[Opening Source information section]

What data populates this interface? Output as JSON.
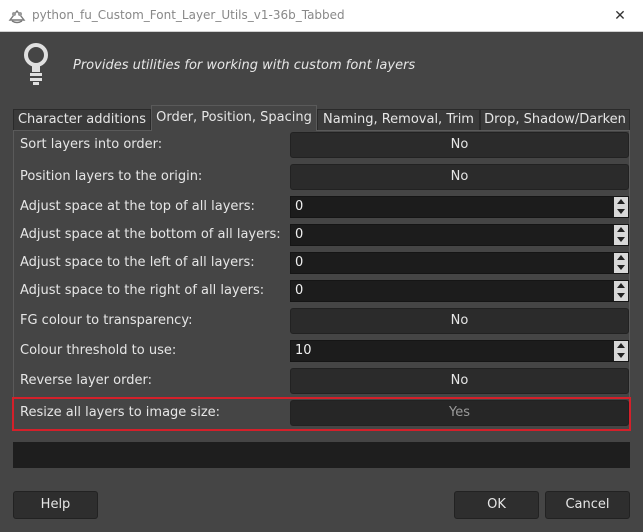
{
  "window": {
    "title": "python_fu_Custom_Font_Layer_Utils_v1-36b_Tabbed",
    "close_glyph": "✕"
  },
  "header": {
    "icon": "lightbulb-icon",
    "description": "Provides utilities for working with custom font layers"
  },
  "tabs": [
    {
      "label": "Character additions",
      "active": false
    },
    {
      "label": "Order, Position, Spacing",
      "active": true
    },
    {
      "label": "Naming, Removal, Trim",
      "active": false
    },
    {
      "label": "Drop, Shadow/Darken",
      "active": false
    }
  ],
  "fields": [
    {
      "label": "Sort layers into order:",
      "kind": "toggle",
      "value": "No"
    },
    {
      "label": "Position layers to the origin:",
      "kind": "toggle",
      "value": "No"
    },
    {
      "label": "Adjust space at the top of all layers:",
      "kind": "spin",
      "value": "0"
    },
    {
      "label": "Adjust space at the bottom of all layers:",
      "kind": "spin",
      "value": "0"
    },
    {
      "label": "Adjust space to the left of all layers:",
      "kind": "spin",
      "value": "0"
    },
    {
      "label": "Adjust space to the right of all layers:",
      "kind": "spin",
      "value": "0"
    },
    {
      "label": "FG colour to transparency:",
      "kind": "toggle",
      "value": "No"
    },
    {
      "label": "Colour threshold to use:",
      "kind": "spin",
      "value": "10"
    },
    {
      "label": "Reverse layer order:",
      "kind": "toggle",
      "value": "No"
    },
    {
      "label": "Resize all layers to image size:",
      "kind": "toggle",
      "value": "Yes"
    }
  ],
  "buttons": {
    "help": "Help",
    "ok": "OK",
    "cancel": "Cancel"
  },
  "colors": {
    "highlight": "#d4202a",
    "background": "#454545"
  }
}
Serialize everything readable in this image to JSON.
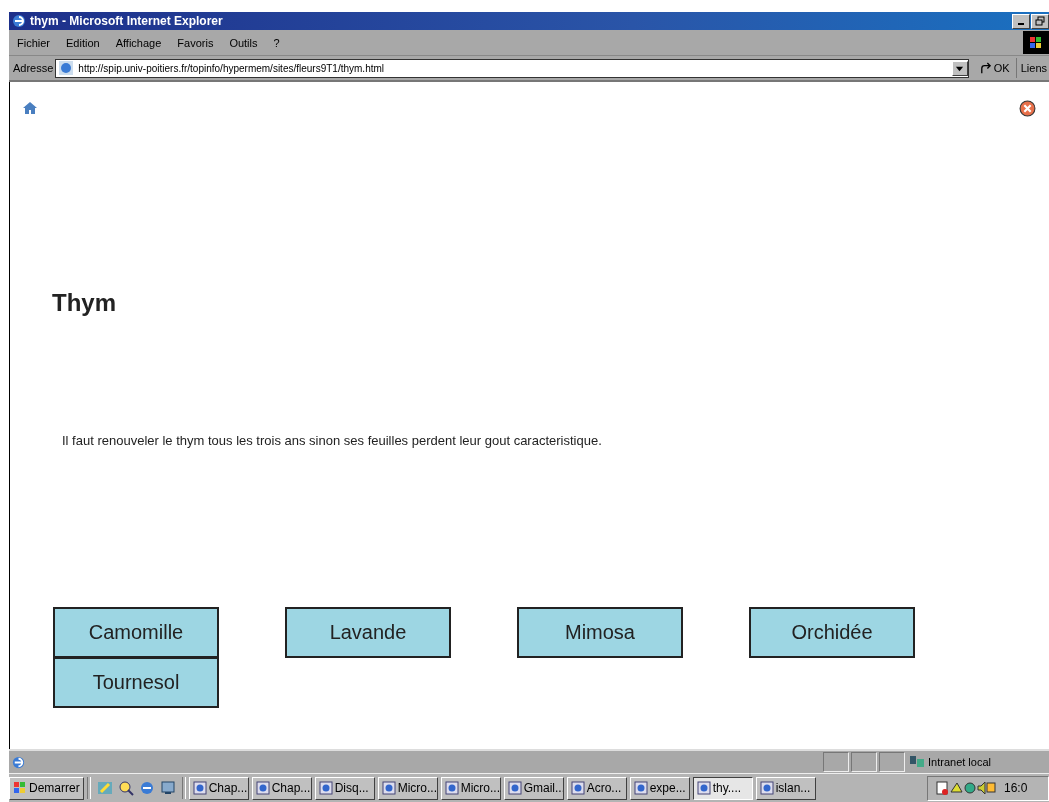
{
  "window": {
    "title": "thym - Microsoft Internet Explorer"
  },
  "menu": [
    "Fichier",
    "Edition",
    "Affichage",
    "Favoris",
    "Outils",
    "?"
  ],
  "address_bar": {
    "label": "Adresse",
    "url": "http://spip.univ-poitiers.fr/topinfo/hypermem/sites/fleurs9T1/thym.html",
    "go": "OK",
    "links": "Liens"
  },
  "page": {
    "title": "Thym",
    "text": "Il faut renouveler le thym tous les trois ans sinon ses feuilles perdent leur gout caracteristique.",
    "buttons": [
      "Camomille",
      "Lavande",
      "Mimosa",
      "Orchidée",
      "Tournesol"
    ]
  },
  "status_bar": {
    "zone": "Intranet local"
  },
  "taskbar": {
    "start": "Demarrer",
    "tasks": [
      {
        "label": "Chap...",
        "selected": false
      },
      {
        "label": "Chap...",
        "selected": false
      },
      {
        "label": "Disq...",
        "selected": false
      },
      {
        "label": "Micro...",
        "selected": false
      },
      {
        "label": "Micro...",
        "selected": false
      },
      {
        "label": "Gmail...",
        "selected": false
      },
      {
        "label": "Acro...",
        "selected": false
      },
      {
        "label": "expe...",
        "selected": false
      },
      {
        "label": "thy....",
        "selected": true
      },
      {
        "label": "islan...",
        "selected": false
      }
    ],
    "clock": "16:0"
  }
}
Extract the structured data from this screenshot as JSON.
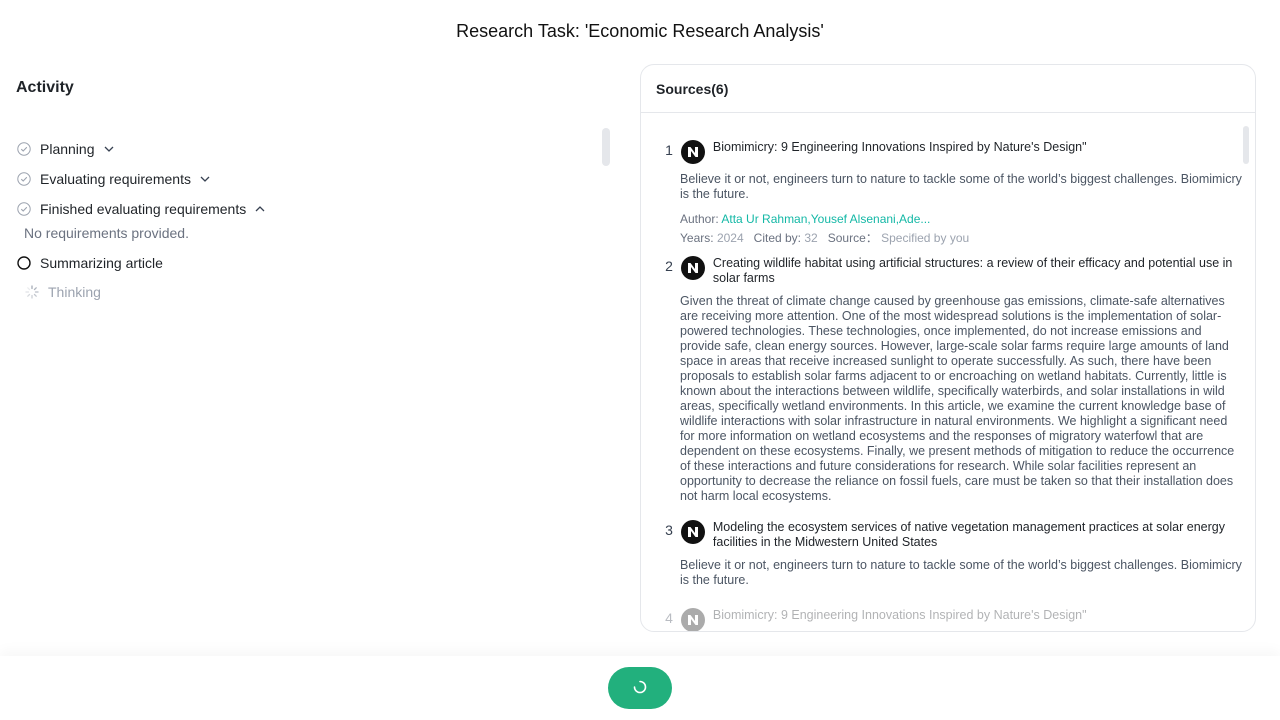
{
  "page": {
    "title": "Research Task: 'Economic Research Analysis'"
  },
  "activity": {
    "title": "Activity",
    "steps": [
      {
        "label": "Planning",
        "status": "done",
        "chevron": "down"
      },
      {
        "label": "Evaluating requirements",
        "status": "done",
        "chevron": "down"
      },
      {
        "label": "Finished evaluating requirements",
        "status": "done",
        "chevron": "up"
      },
      {
        "label": "Summarizing article",
        "status": "in-progress"
      }
    ],
    "note": "No requirements provided.",
    "thinking": "Thinking"
  },
  "sources": {
    "header": "Sources(6)",
    "items": [
      {
        "num": "1",
        "title": "Biomimicry: 9 Engineering Innovations Inspired by Nature's Design\"",
        "desc": "Believe it or not, engineers turn to nature to tackle some of the world’s biggest challenges. Biomimicry is the future.",
        "author_label": "Author:",
        "author": "Atta Ur Rahman,Yousef Alsenani,Ade...",
        "years_label": "Years:",
        "years": "2024",
        "cited_label": "Cited by:",
        "cited": "32",
        "source_label": "Source：",
        "source": "Specified by you"
      },
      {
        "num": "2",
        "title": "Creating wildlife habitat using artificial structures: a review of their efficacy and potential use in solar farms",
        "desc": "Given the threat of climate change caused by greenhouse gas emissions, climate-safe alternatives are receiving more attention. One of the most widespread solutions is the implementation of solar-powered technologies. These technologies, once implemented, do not increase emissions and provide safe, clean energy sources. However, large-scale solar farms require large amounts of land space in areas that receive increased sunlight to operate successfully. As such, there have been proposals to establish solar farms adjacent to or encroaching on wetland habitats. Currently, little is known about the interactions between wildlife, specifically waterbirds, and solar installations in wild areas, specifically wetland environments. In this article, we examine the current knowledge base of wildlife interactions with solar infrastructure in natural environments. We highlight a significant need for more information on wetland ecosystems and the responses of migratory waterfowl that are dependent on these ecosystems. Finally, we present methods of mitigation to reduce the occurrence of these interactions and future considerations for research. While solar facilities represent an opportunity to decrease the reliance on fossil fuels, care must be taken so that their installation does not harm local ecosystems."
      },
      {
        "num": "3",
        "title": "Modeling the ecosystem services of native vegetation management practices at solar energy facilities in the Midwestern United States",
        "desc": "Believe it or not, engineers turn to nature to tackle some of the world’s biggest challenges. Biomimicry is the future."
      },
      {
        "num": "4",
        "title": "Biomimicry: 9 Engineering Innovations Inspired by Nature's Design\""
      }
    ]
  },
  "controls": {
    "stop_icon": "spinner-icon",
    "accent": "#22b07d"
  }
}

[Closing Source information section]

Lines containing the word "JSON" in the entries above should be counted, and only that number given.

3